In the second half of chapter 8, Gideon commands his frightened young son to kill an enemy, makes a gold ephod perfect for idolatry, and grows old protecting his countrymen from the Midianites.
But when he dies, his surviving family is disrespected and unappreciated.
Gideon did some things well, other things poorly. Just like you and me.
In verses 4-17, we read that Gideon punishes some of his adversaries with “desert thorns and briars.”
So Gideon is not all sunshine and roses. He has a tough streak, too.
In 8:1-3, Gideon speaks to his opposition with gentle words and wins them over.
Read further in the chapter to see his response to other rebels.
Judges 7 is one of the most interesting stories in the Bible.
Gideon has thousands of soldiers at his disposal, and God narrows this fighting pool down to only 300 men.
Where are you being pruned today? How can this increase your faith?
At the end of Judges 6, we read about the curious story of Gideon’s two tests.
God honors both requests.
Do I have the faith to make this kind of request?
In Judges 6:1-32, we read about Gideon’s first encounter with the angel of the Lord.
Gideon asks why the Israelites are suffering under the Midianites.
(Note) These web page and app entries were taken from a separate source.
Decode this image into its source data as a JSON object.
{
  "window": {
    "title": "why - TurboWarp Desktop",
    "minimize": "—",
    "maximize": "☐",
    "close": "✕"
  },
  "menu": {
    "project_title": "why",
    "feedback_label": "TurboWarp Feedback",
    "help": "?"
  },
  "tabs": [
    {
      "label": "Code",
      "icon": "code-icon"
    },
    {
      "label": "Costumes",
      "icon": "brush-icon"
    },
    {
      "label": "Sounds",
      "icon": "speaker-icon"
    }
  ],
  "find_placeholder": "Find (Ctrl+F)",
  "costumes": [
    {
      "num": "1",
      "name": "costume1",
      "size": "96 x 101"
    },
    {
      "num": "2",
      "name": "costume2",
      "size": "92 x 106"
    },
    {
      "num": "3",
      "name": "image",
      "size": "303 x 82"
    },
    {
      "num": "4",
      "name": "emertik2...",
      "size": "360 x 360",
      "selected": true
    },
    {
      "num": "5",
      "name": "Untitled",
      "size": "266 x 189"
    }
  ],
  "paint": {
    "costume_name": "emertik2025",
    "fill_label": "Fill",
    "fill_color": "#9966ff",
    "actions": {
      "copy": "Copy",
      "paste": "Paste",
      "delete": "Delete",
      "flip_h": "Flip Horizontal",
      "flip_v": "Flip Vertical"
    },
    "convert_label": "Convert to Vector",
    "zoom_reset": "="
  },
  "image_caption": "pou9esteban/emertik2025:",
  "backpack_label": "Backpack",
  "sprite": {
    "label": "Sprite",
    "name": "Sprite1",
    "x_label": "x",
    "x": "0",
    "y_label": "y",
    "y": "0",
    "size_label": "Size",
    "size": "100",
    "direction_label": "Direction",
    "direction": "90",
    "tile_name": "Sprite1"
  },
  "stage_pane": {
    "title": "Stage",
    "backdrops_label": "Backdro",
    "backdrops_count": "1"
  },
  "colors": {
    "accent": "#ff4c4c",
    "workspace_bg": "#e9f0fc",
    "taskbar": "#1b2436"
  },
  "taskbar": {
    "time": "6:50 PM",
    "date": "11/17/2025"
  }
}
The Lord reassures Gideon that he will help his people overcome the Midianites.
Then Gideon is ordered to tear down an Asherah pole for a sacrifice. This ticks off the townspeople, and they demand that Joash–Gideon’s father–give his son up for execution.
Instead, Gideon earns the nickname Jerub-Baal, “let Baal defend” himself.